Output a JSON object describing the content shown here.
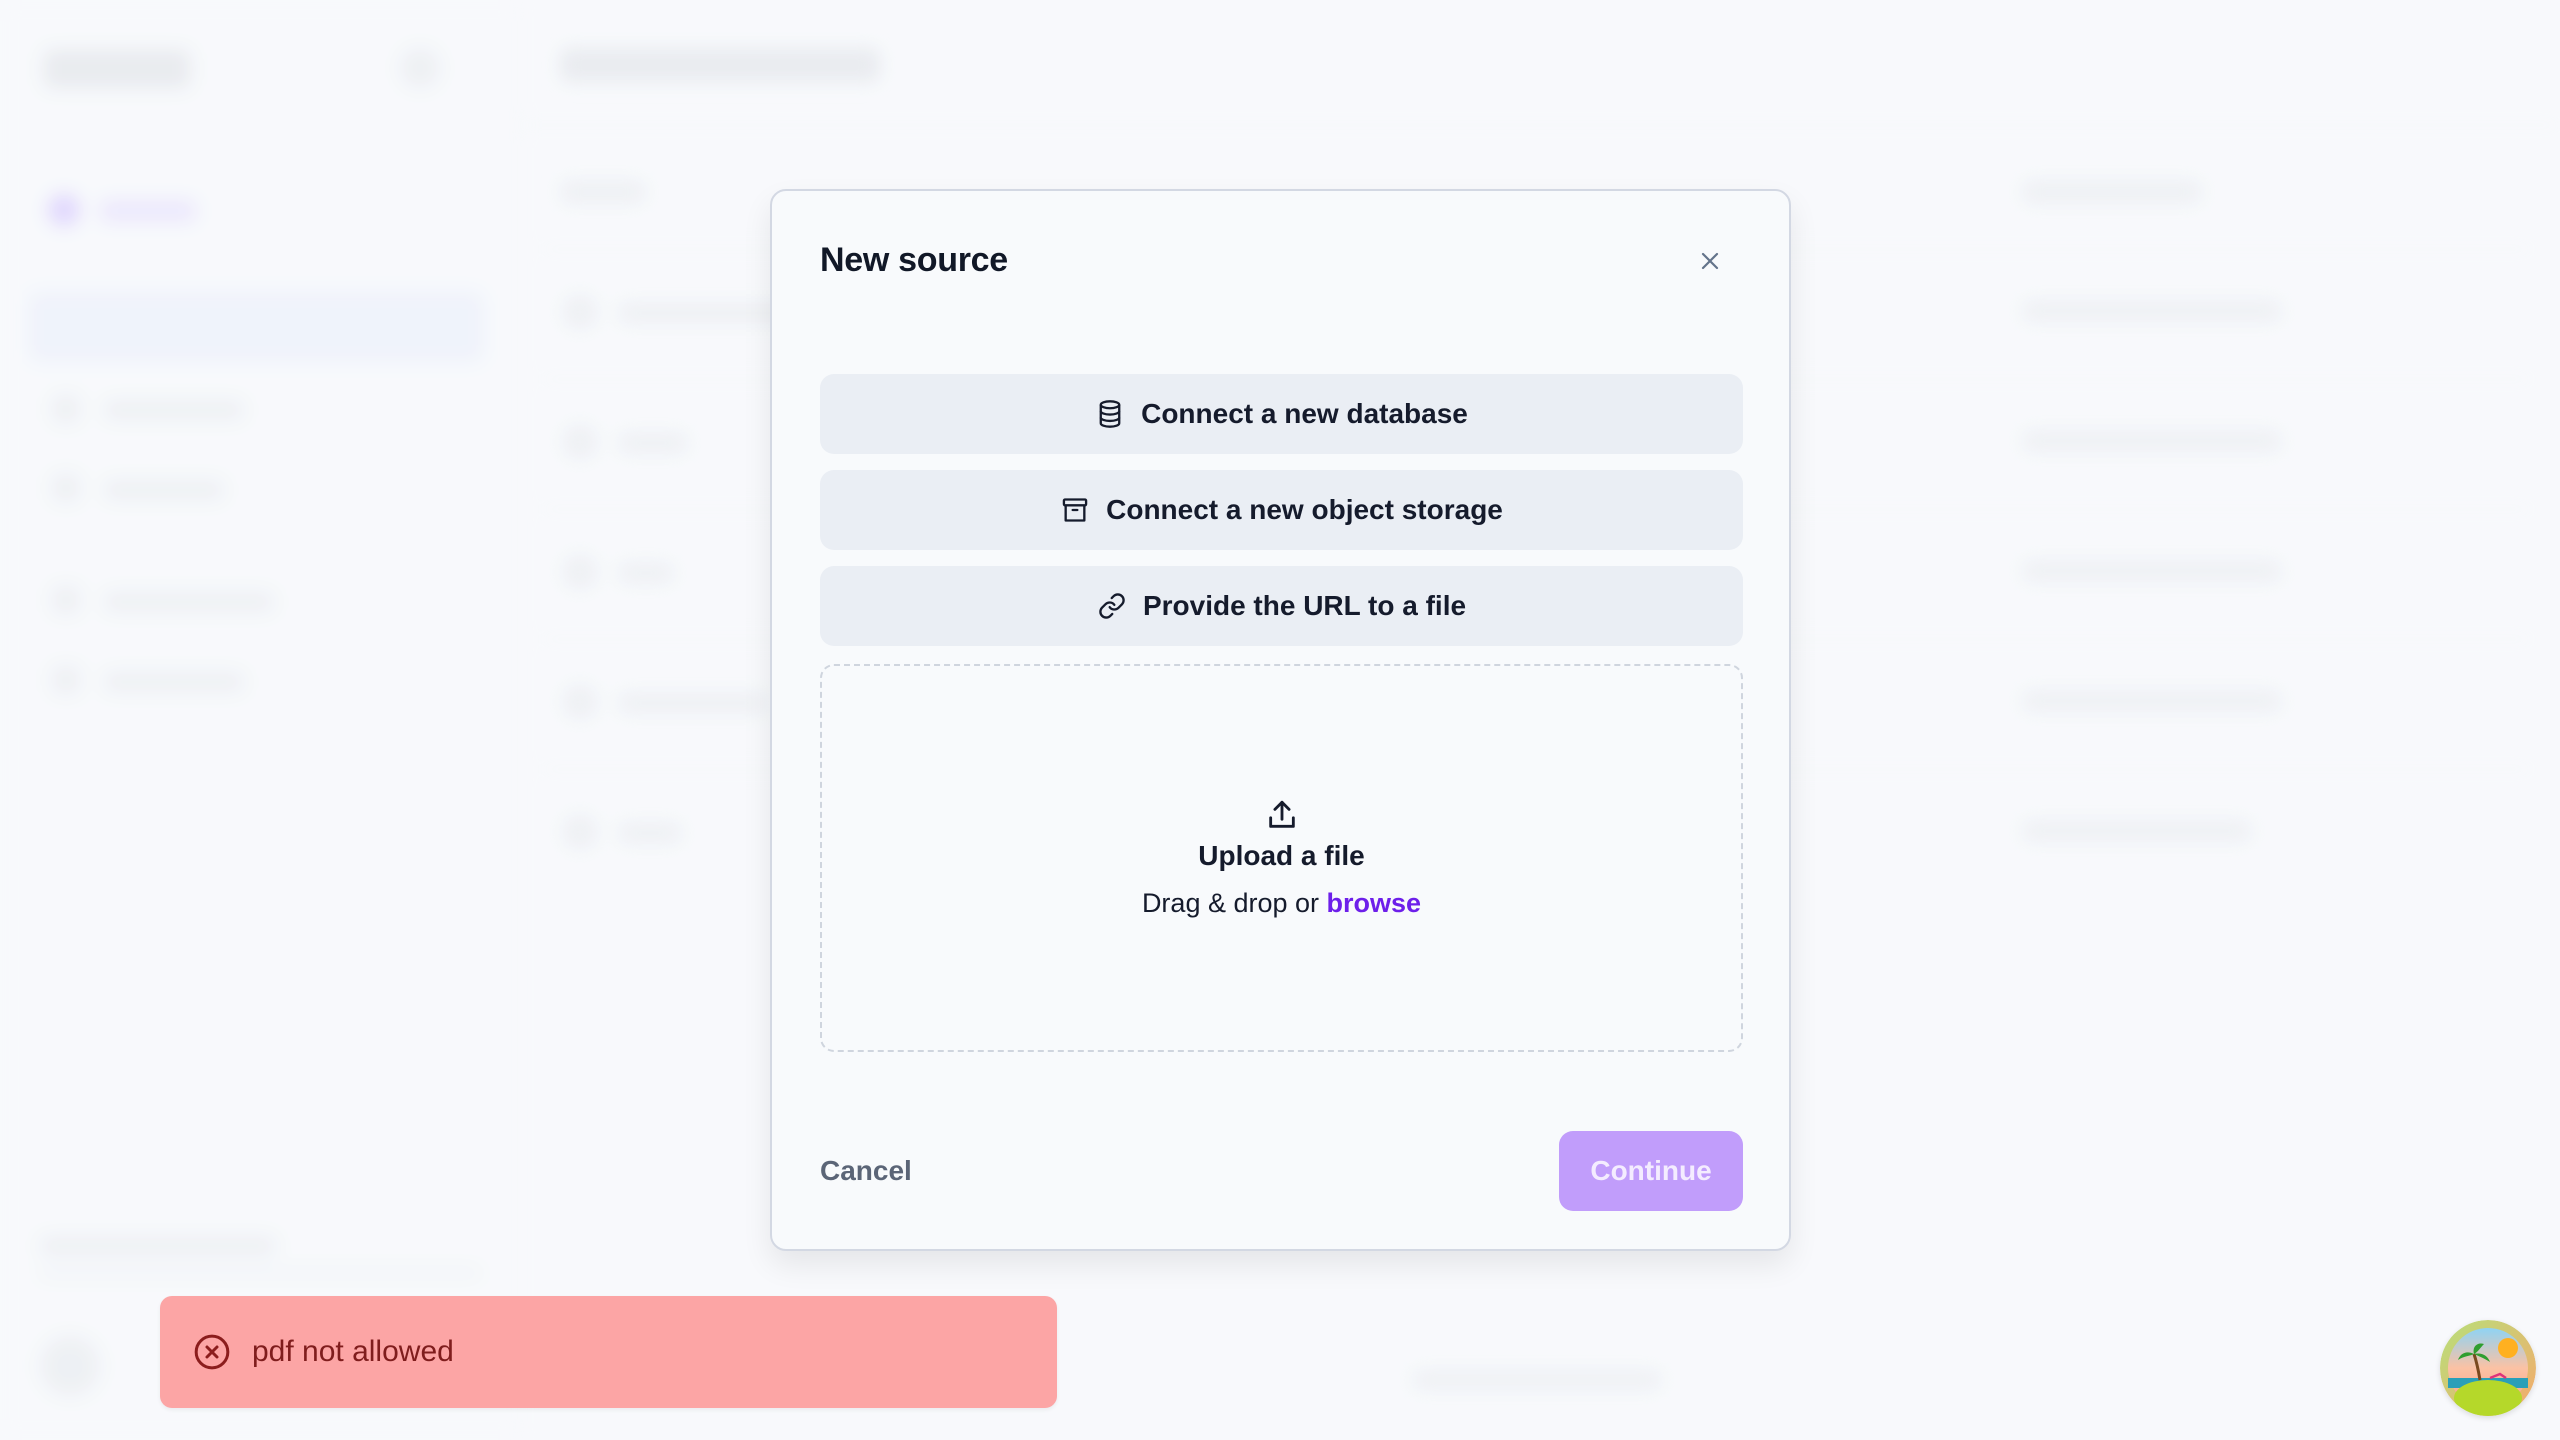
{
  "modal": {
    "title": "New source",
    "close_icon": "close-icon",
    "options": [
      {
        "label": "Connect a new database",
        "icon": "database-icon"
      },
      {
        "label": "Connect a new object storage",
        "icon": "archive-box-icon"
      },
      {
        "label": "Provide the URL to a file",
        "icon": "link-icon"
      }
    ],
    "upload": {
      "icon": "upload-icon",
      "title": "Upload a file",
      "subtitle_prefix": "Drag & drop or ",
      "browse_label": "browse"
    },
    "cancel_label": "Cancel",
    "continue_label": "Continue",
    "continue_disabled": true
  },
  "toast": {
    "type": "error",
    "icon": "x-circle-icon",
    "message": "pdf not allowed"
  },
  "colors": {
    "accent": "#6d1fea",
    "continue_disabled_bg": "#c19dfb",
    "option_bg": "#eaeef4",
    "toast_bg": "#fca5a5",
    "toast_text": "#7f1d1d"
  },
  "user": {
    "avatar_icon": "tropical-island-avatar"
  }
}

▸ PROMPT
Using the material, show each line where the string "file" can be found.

▸ RESPONSE BOX
        "label": "Provide the URL to a file",
      "title": "Upload a file",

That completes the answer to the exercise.